I often joke that my husband was born in the wrong era.
In actual fact, it’s no joke. I genuinely believe he’d be better placed in the 1950s. He has no interest in technology (doesn’t own a smart phone, has no Facebook account and probably doesn’t even know what instagram is), and enjoys the more traditional ‘manly’ pursuits. There’s nothing more he likes than spending an afternoon in his shed, splitting wood for the log burner, or doing a spot of DIY. Popular culture holds little allure for him (my Ed Sheerin CD is frequently-and annoyingly-removed from the car) and you will rarely see him in front of a screen, unless his work absolutely necessitates.

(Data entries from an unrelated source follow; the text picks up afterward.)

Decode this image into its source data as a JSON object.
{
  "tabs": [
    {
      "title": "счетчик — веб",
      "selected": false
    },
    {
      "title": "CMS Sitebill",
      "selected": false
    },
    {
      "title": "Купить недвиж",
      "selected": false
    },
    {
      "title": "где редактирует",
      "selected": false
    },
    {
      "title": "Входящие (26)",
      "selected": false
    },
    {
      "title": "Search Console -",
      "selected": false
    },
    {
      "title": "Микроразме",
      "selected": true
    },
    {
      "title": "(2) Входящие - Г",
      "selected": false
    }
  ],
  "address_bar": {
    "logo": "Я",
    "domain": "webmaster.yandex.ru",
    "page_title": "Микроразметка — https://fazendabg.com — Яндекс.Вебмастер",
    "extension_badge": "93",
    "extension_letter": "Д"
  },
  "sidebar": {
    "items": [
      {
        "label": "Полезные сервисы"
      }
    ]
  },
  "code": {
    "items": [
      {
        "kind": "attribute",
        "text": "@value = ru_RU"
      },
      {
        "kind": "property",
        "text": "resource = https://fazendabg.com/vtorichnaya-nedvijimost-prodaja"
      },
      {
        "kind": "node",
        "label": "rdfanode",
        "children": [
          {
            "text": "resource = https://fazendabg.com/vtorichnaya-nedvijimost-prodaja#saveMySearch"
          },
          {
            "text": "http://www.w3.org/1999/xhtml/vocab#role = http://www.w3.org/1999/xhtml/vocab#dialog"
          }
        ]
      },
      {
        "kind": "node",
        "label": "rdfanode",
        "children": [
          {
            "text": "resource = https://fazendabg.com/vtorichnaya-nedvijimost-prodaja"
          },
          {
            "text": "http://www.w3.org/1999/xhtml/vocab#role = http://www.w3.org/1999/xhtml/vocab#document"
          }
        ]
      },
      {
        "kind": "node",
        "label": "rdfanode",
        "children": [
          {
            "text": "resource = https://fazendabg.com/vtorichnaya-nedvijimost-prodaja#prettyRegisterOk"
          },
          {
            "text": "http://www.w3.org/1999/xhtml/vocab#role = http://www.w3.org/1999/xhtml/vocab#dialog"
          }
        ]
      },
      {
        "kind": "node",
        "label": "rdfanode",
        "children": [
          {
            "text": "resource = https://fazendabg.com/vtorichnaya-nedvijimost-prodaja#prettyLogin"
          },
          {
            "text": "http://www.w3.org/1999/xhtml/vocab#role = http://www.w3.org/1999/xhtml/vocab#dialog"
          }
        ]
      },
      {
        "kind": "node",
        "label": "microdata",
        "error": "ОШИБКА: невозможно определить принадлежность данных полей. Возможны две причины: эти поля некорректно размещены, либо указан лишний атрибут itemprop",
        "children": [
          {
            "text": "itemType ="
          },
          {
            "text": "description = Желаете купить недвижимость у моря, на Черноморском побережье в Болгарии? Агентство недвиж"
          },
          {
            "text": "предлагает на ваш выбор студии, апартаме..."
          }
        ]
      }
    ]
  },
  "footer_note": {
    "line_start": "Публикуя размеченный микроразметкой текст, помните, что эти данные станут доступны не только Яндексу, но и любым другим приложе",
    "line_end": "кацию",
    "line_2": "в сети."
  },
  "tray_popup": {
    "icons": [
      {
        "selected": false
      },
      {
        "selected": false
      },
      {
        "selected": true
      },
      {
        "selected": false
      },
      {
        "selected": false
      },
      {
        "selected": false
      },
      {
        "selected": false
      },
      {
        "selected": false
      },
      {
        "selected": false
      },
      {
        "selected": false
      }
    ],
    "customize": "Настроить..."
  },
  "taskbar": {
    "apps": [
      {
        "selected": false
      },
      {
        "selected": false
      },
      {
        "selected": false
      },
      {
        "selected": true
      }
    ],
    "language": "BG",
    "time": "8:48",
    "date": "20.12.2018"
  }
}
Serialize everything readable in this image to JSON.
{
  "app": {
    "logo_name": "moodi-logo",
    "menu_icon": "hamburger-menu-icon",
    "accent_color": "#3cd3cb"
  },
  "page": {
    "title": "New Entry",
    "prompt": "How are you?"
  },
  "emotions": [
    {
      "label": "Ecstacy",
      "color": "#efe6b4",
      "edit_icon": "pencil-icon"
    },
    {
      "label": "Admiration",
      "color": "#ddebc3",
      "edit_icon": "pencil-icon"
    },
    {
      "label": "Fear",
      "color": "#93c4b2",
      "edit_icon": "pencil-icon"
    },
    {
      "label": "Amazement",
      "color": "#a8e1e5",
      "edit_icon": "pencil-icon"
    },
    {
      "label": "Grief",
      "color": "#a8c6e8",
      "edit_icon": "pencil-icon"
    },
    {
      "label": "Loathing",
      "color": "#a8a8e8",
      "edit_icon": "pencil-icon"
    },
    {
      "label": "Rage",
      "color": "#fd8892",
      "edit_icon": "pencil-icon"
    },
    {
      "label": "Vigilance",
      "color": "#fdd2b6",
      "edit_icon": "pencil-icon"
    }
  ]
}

I find it, on the whole, refreshing, unique. It’s endearing.
Except, I must admit, when it comes to meal planning.
He is the archetypal 1950s ‘meat and two veg’ man (thankfully,without the era’s inherent mysogyny) who deems a ‘proper’ meal to be inclusive of a great big hunk of flesh. Eating meat every day is not, as may be pretty obvious, compatible with watching the pennies, nor is it conducive to a healthy or environmentally conscious lifestyle. So I work a bit harder to make my vegetarian offerings appealing.
And pizza, for my hubby, presses all the right buttons.
For him, the absence of meat here doesn’t seem to matter; the gooey melting mozzarella and smokiness of the salmon seem to give this dish a real sense of occasion, and the spinach gives it that lazy Saturday brunch feel. You could even crack an egg on the top to add more protein and make this more Florentine style. And for the true vegetarian, salmon could be forgone altogether.
If you’ve never made pizza from scratch, I implore you: give it a go. Not only is it cheaper to make yourself, but freshly made pizza is one of food’s greatest gifts to the world. The dough is so much more light and flavoursome. I understand, it’s a little intimidating, but actually, once you get started, the process is rather easy. Admittedly, this isn’t my go- to dish for a quick mid week dinner when I’m up to my eyeballs in nappies and laundry, but for a tasty weekend treat it’s great fun. You do need a bit of time to let the dough prove, but it’s certainly not a complicated recipe, just a little time consuming. Making your own dough means you can control the amount of salt included, and as I usually make mine with half white and half wholemeal flour, you can have the added bonus of feeling a little more virtuous too.
If you’re thinking that smoked salmon seems a little indulgent for a pennywise cook, don’t fear; economy is still very much on my radar. I buy wallet friendly smoked salmon trimmings for this recipe (they can be found in most larger supermarkets) and whilst not as quality as the real thing, they provide that smoky hit of elegance that elevates a meat free dinner into something just a little more special that even the carnivorous husband enjoys.
And despite his sometimes frustrating dinosaur-esque inclinations, I’m really quite pleased that my husband wasn’t born in a previous era. He may be a bit out of date by today’s standards, but you know what?
I’m actually rather fond of him.
Spinach and salmon pizza (makes 2 large pizzas)
For the pizza dough:
500g Strong White or Wholemeal flour (or half of each)
1 tsp salt
2 tbsp olive oil
7g packet dried yeast
330ml tepid water
For the topping:
6 tbsp passata
1 tbsp garlic oil
80g bag spinach
1 packet fresh mozarella, well drained
120g smoked salmon trimmings
Mix the flour, yeast and salt together in a large bowl along with the olive oil and tepid water
Once it starts to come together, tip onto a clean floured surface and knead vigorously for at least 10 minutes (until it becomes smooth and stretchy).
Place into an oiled bowl, cover with a tea towel and set aside. Leave the dough to rise if you like a deeper pan base (give it an hour or so), but it’s not necessary if you prefer a thin crust.
Add the garlic oil and spinach (retaining a handful of leaves for garnish) to a pan and cook, stirring, for 2-3 minutes or until wilted. Season with salt and pepper, and add a generous grating of the nutmeg. Remove from heat and let cool completely (you may need to squeeze out excess liquid).
Heat your oven to 220 degrees c and place one large or two smaller flat (or upturned) baking trays to heat up. Give the dough it a quick knead, then split into two balls. Roll out the dough into large spheres, using a rolling pin to flatten them (keep it thin as it will rise in the oven). Lift the dough onto two floured pizza rounds and then spread with the passata and wilted spinach
Tear the mozzarella equally onto the pizza bases, followed by the grated parmesan. Place the pizza rounds onto the baking trays and bake for approximately 8-10 mins until almost crisp.
Remove from the oven and tear the smoked salmon evenly over the pizzas, then return to the oven for a further 2 minutes. Once cooked, scatter some fresh spinach leaves over, and add a grating of lemon zest to each pizza. Allow to firm up for 5 minutes then eat, with great satisfaction.